Task prompt:
The records follow. Retype them without a single change.

Data extracted from a collection:

Start of Block

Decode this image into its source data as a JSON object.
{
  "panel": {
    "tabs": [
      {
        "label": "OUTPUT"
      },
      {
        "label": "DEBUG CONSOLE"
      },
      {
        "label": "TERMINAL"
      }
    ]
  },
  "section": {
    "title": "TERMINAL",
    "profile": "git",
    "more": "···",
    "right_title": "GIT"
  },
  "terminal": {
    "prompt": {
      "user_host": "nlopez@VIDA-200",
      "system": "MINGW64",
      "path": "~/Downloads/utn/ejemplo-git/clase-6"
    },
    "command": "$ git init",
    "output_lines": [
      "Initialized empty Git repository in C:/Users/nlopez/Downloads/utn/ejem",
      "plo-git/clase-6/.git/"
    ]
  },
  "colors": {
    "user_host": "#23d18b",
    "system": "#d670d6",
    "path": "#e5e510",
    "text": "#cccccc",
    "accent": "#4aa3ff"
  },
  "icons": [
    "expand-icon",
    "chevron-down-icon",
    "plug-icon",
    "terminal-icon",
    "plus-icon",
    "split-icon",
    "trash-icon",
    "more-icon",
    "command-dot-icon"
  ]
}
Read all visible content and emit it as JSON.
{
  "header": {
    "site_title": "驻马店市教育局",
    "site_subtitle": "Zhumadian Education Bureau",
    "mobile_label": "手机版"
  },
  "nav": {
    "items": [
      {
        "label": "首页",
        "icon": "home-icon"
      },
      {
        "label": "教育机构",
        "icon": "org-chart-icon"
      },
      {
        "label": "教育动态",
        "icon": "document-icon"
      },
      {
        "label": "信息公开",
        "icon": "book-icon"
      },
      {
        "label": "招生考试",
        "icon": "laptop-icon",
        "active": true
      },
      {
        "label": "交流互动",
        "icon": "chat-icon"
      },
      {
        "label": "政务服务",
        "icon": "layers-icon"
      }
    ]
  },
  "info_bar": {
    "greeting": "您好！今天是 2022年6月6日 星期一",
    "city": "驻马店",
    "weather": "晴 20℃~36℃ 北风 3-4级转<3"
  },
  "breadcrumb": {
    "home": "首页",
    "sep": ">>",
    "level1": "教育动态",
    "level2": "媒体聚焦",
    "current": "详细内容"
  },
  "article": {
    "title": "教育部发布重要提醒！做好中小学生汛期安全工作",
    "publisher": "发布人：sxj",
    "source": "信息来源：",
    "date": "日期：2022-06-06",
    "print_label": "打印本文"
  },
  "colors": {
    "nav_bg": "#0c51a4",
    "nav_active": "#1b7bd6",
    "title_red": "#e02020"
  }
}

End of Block

Solution for this exercise:
Decode this image into its source data as a JSON object.
{
  "panel": {
    "tabs": [
      {
        "label": "OUTPUT"
      },
      {
        "label": "DEBUG CONSOLE"
      },
      {
        "label": "TERMINAL"
      }
    ]
  },
  "section": {
    "title": "TERMINAL",
    "profile": "git",
    "more": "···",
    "right_title": "GIT"
  },
  "terminal": {
    "prompt": {
      "user_host": "nlopez@VIDA-200",
      "system": "MINGW64",
      "path": "~/Downloads/utn/ejemplo-git/clase-6"
    },
    "command": "$ git init",
    "output_lines": [
      "Initialized empty Git repository in C:/Users/nlopez/Downloads/utn/ejem",
      "plo-git/clase-6/.git/"
    ]
  },
  "colors": {
    "user_host": "#23d18b",
    "system": "#d670d6",
    "path": "#e5e510",
    "text": "#cccccc",
    "accent": "#4aa3ff"
  },
  "icons": [
    "expand-icon",
    "chevron-down-icon",
    "plug-icon",
    "terminal-icon",
    "plus-icon",
    "split-icon",
    "trash-icon",
    "more-icon",
    "command-dot-icon"
  ]
}
Read all visible content and emit it as JSON.
{
  "header": {
    "site_title": "驻马店市教育局",
    "site_subtitle": "Zhumadian Education Bureau",
    "mobile_label": "手机版"
  },
  "nav": {
    "items": [
      {
        "label": "首页",
        "icon": "home-icon"
      },
      {
        "label": "教育机构",
        "icon": "org-chart-icon"
      },
      {
        "label": "教育动态",
        "icon": "document-icon"
      },
      {
        "label": "信息公开",
        "icon": "book-icon"
      },
      {
        "label": "招生考试",
        "icon": "laptop-icon",
        "active": true
      },
      {
        "label": "交流互动",
        "icon": "chat-icon"
      },
      {
        "label": "政务服务",
        "icon": "layers-icon"
      }
    ]
  },
  "info_bar": {
    "greeting": "您好！今天是 2022年6月6日 星期一",
    "city": "驻马店",
    "weather": "晴 20℃~36℃ 北风 3-4级转<3"
  },
  "breadcrumb": {
    "home": "首页",
    "sep": ">>",
    "level1": "教育动态",
    "level2": "媒体聚焦",
    "current": "详细内容"
  },
  "article": {
    "title": "教育部发布重要提醒！做好中小学生汛期安全工作",
    "publisher": "发布人：sxj",
    "source": "信息来源：",
    "date": "日期：2022-06-06",
    "print_label": "打印本文"
  },
  "colors": {
    "nav_bg": "#0c51a4",
    "nav_active": "#1b7bd6",
    "title_red": "#e02020"
  }
}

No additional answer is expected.